The Human Rights Act tripwire
It is this commitment, at the very least, that the Tory right in the Cabinet expects to be upheld. Though May was quick to reassure Stormont that “nobody wants to return to the borders of the past”, what this means in practice is far from clear.
Fears that May will opt for a form of Brexit-lite, in the form of remaining in the European Economic Area (EEA) – implying some sort of freedom of movement – has had the right wing playing hardball over the summer.
A particularly reckless example of this was Liam Fox’s call in late July for the UK to leave the European customs union in order to seek bilateral trade deals with individual states. The Irish Minister for Foreign Affairs and Trade, Charles Flanagan, expressed himself to be “very surprised” at the comments, and Fox was promptly shot down by Downing Street.
A pattern of narrow British insensitivity is forming. Arguably more serious again are the recent comments by Liz Truss, May’s Justice Secretary, who has reconfirmed support for the Tory’s election manifesto commitment to replace the Human Rights Act with a British Bill of Rights.
The Human Rights Act 1998 incorporated the European Convention of Human Rights (ECHR) into UK law and, if the intention with a British Bill of Rights is to leave the ECHR, it could have grave implications for the whole Northern Ireland settlement.
Though the principle of consent underpinning any changes to Northern Ireland’s constitutional position applies only to the option of a united Ireland, the general spirit of consent and bilateralism could be violated by England and Wales’s unilateral action.
More to the point, the Good Friday Agreement presupposes joint EU membership and adherence to the ECHR. As Ian McBride has recently written: “During the 1990s the EU provided a stage on which Irish and British politicians met as equals. The wider context of European integration also took much of the heat out of the border issue. It made the idea of a region whose inhabitants had the right to be ‘Irish, British, or both’ easier to imagine.”
The ECHR does not just have a symbolic presence in the peace process, but provides practical safeguards designed to ensure there can be no return to the majoritarian Unionist domination of the past.
The arrogance of Brexit
Whatever its faults, the Agreement governs relations in a region of the United Kingdom and should be treated seriously in the discussions around Brexit.

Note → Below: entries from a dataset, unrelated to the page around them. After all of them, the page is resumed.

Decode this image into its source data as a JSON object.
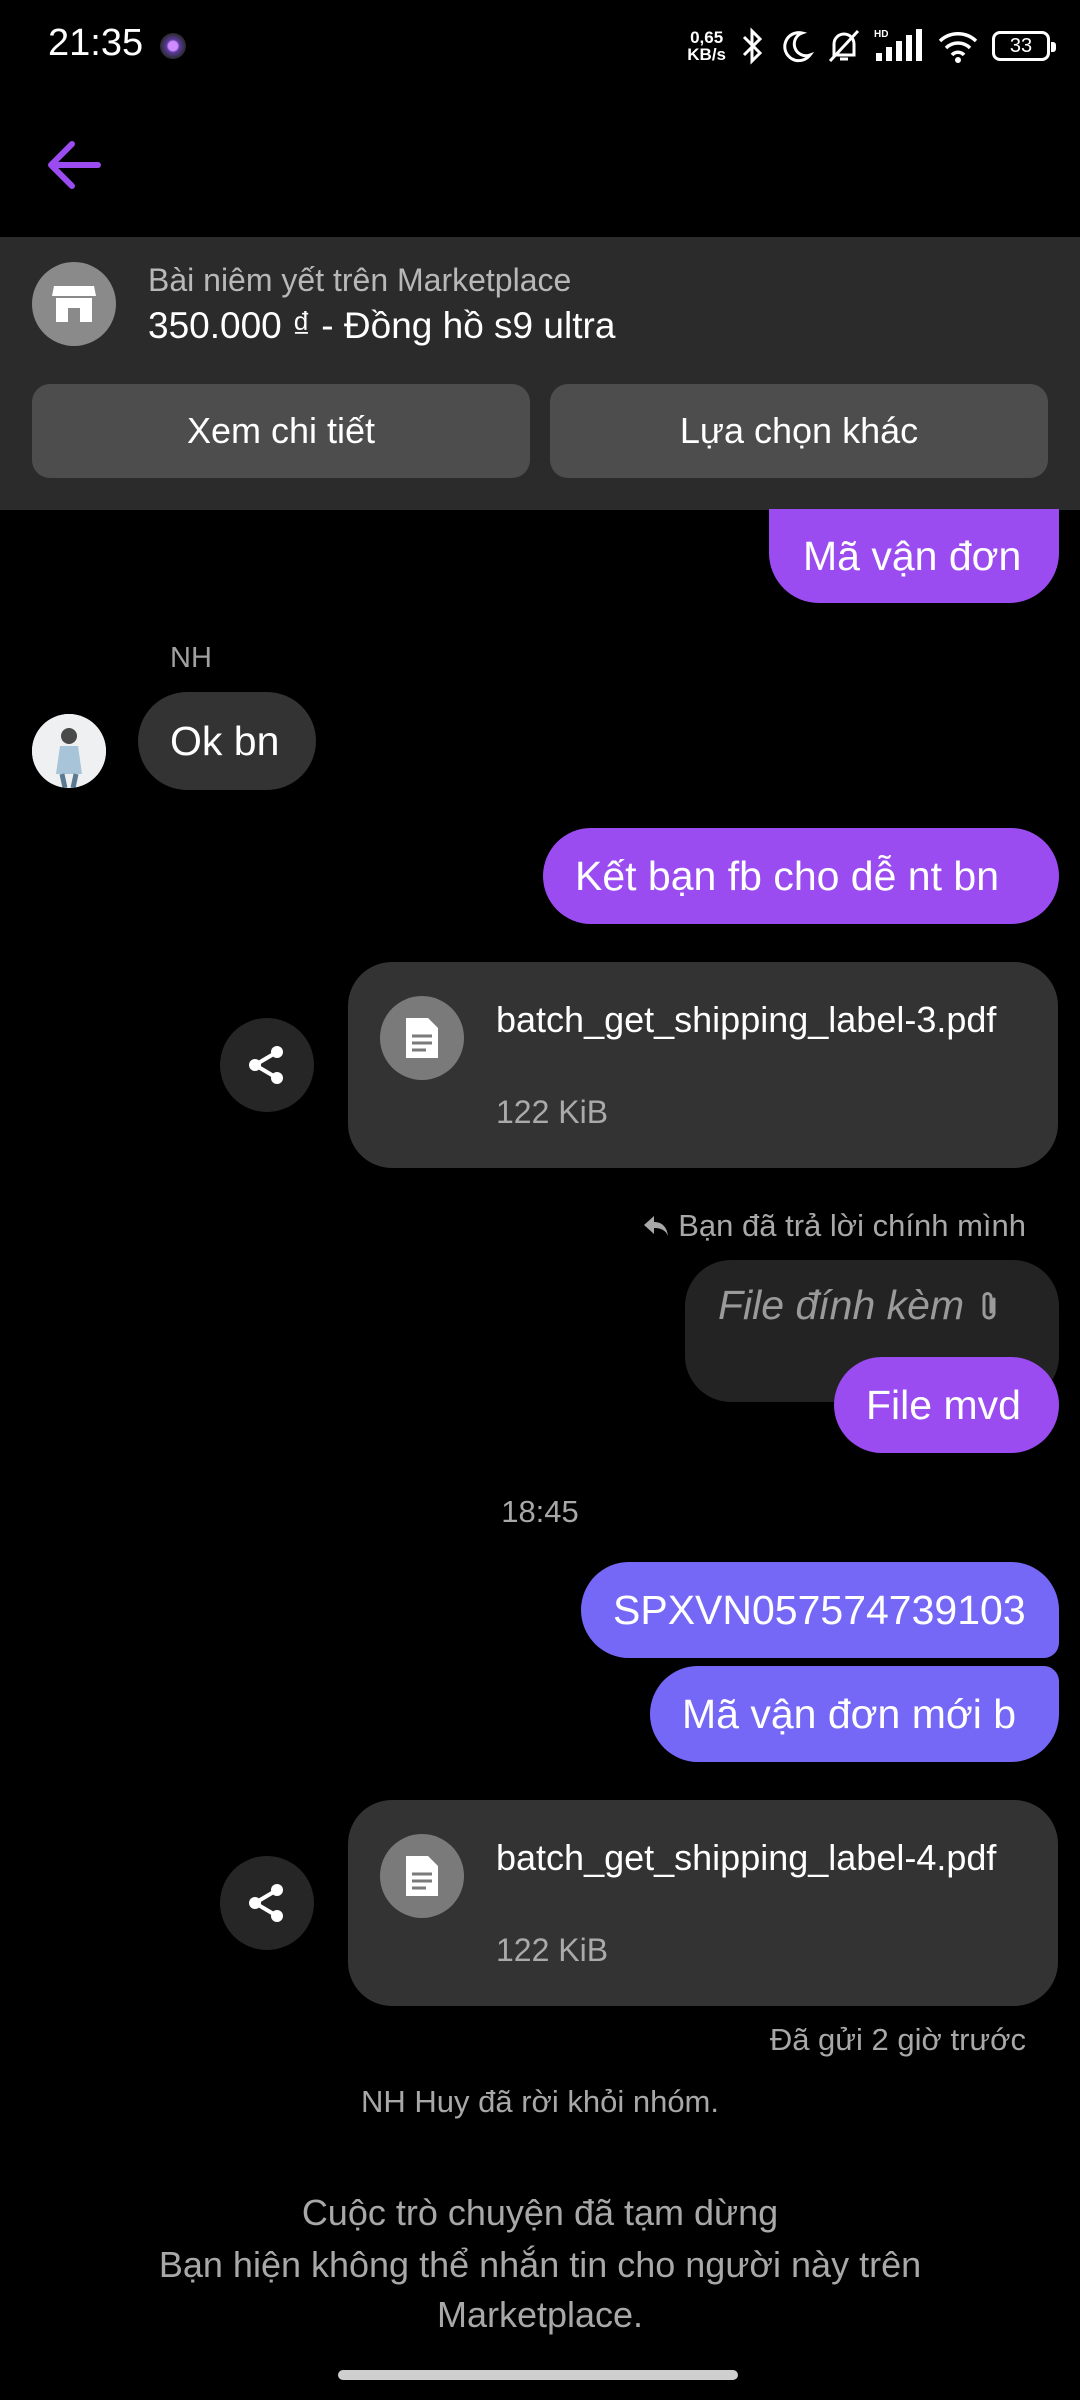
{
  "status_bar": {
    "time": "21:35",
    "net_speed_value": "0,65",
    "net_speed_unit": "KB/s",
    "battery": "33"
  },
  "marketplace": {
    "subtitle": "Bài niêm yết trên Marketplace",
    "title": "350.000 ₫ - Đồng hồ s9 ultra",
    "view_details": "Xem chi tiết",
    "other_options": "Lựa chọn khác"
  },
  "messages": {
    "m1": "Mã vận đơn",
    "sender_name": "NH",
    "m2": "Ok bn",
    "m3": "Kết bạn fb cho dễ nt bn",
    "file1_name": "batch_get_shipping_label-3.pdf",
    "file1_size": "122 KiB",
    "reply_note": "Bạn đã trả lời chính mình",
    "quoted": "File đính kèm",
    "m4": "File mvd",
    "time_sep": "18:45",
    "m5": "SPXVN057574739103",
    "m6": "Mã vận đơn mới b",
    "file2_name": "batch_get_shipping_label-4.pdf",
    "file2_size": "122 KiB",
    "sent_status": "Đã gửi 2 giờ trước",
    "system_note": "NH Huy đã rời khỏi nhóm.",
    "paused_title": "Cuộc trò chuyện đã tạm dừng",
    "paused_body": "Bạn hiện không thể nhắn tin cho người này trên Marketplace."
  },
  "colors": {
    "accent": "#9a4cf0",
    "bubble_violet": "#7668f6",
    "panel": "#2b2b2b"
  }
}
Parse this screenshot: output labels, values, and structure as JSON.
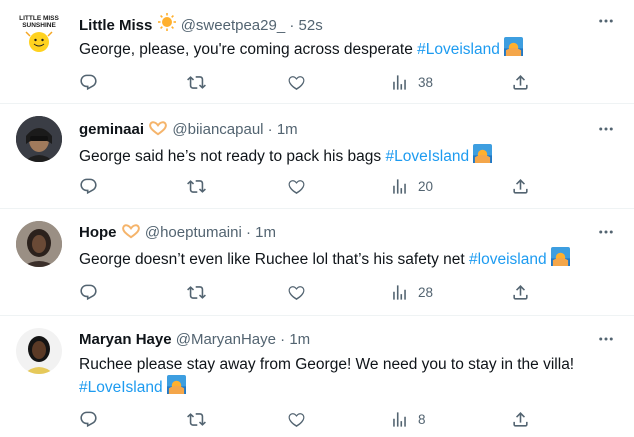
{
  "tweets": [
    {
      "name": "Little Miss",
      "handle": "@sweetpea29_",
      "time": "52s",
      "text": "George, please, you're coming across desperate ",
      "hashtag": "#Loveisland",
      "views": "38",
      "avatar_text": "LITTLE MISS SUNSHINE"
    },
    {
      "name": "geminaai",
      "handle": "@biiancapaul",
      "time": "1m",
      "text": "George said he’s not ready to pack his bags ",
      "hashtag": "#LoveIsland",
      "views": "20"
    },
    {
      "name": "Hope",
      "handle": "@hoeptumaini",
      "time": "1m",
      "text": "George doesn’t even like Ruchee lol that’s his safety net ",
      "hashtag": "#loveisland",
      "views": "28"
    },
    {
      "name": "Maryan Haye",
      "handle": "@MaryanHaye",
      "time": "1m",
      "text": "Ruchee please stay away from George! We need you to stay in the villa!",
      "hashtag": "#LoveIsland",
      "views": "8"
    }
  ],
  "separator": "·",
  "colors": {
    "accent": "#1d9bf0",
    "muted": "#536471",
    "text": "#0f1419",
    "border": "#eff3f4"
  },
  "icons": [
    "reply-icon",
    "retweet-icon",
    "like-icon",
    "views-icon",
    "share-icon",
    "more-icon",
    "island-emoji-icon",
    "sun-emoji-icon",
    "heart-hands-emoji-icon"
  ]
}
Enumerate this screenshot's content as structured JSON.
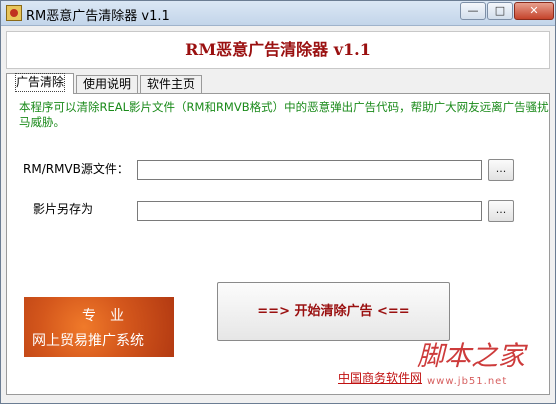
{
  "window": {
    "title": "RM恶意广告清除器 v1.1",
    "min_icon": "minimize-icon",
    "max_icon": "maximize-icon",
    "close_icon": "close-icon"
  },
  "header": {
    "title": "RM恶意广告清除器 v1.1"
  },
  "tabs": [
    {
      "label": "广告清除",
      "active": true
    },
    {
      "label": "使用说明",
      "active": false
    },
    {
      "label": "软件主页",
      "active": false
    }
  ],
  "main": {
    "description": "本程序可以清除REAL影片文件（RM和RMVB格式）中的恶意弹出广告代码，帮助广大网友远离广告骚扰及木马威胁。",
    "source_label": "RM/RMVB源文件：",
    "source_value": "",
    "saveas_label": "影片另存为",
    "saveas_value": "",
    "browse_label": "...",
    "banner_line1": "专　业",
    "banner_line2": "网上贸易推广系统",
    "start_button": "==>  开始清除广告  <==",
    "footer_link": "中国商务软件网"
  },
  "watermark": {
    "text": "脚本之家",
    "url": "www.jb51.net"
  },
  "colors": {
    "title_red": "#9a1010",
    "desc_green": "#1a8a1a",
    "link_red": "#c01010",
    "banner_orange": "#d4571c"
  }
}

Moreover, it is a bilateral treaty with the Irish government, lodged after its ratification with the United Nations.
That such a settlement could be so casually jeopardised in a fit of sour isolationism and post-imperial arrogance demonstrates once more the British Government’s disregard for its international obligations. It is particularly galling in the Irish case that Britain’s involvement and obligations were unwanted and unasked for in the first place by a majority of the island’s inhabitants.
It should give Unionists pause for thought that Northern Ireland, once more, is only an incidental detail in a Westminster power-play.
Perhaps this crisis will, in James Connolly’s words “throw the Irish people back upon their own resources” and provoke discussion of an internal solution to the Irish question.
An optimistic prognosis now, perhaps. Yet, as the Brexit wagon trundles ever onwards, it is a conversation that will become increasingly necessary.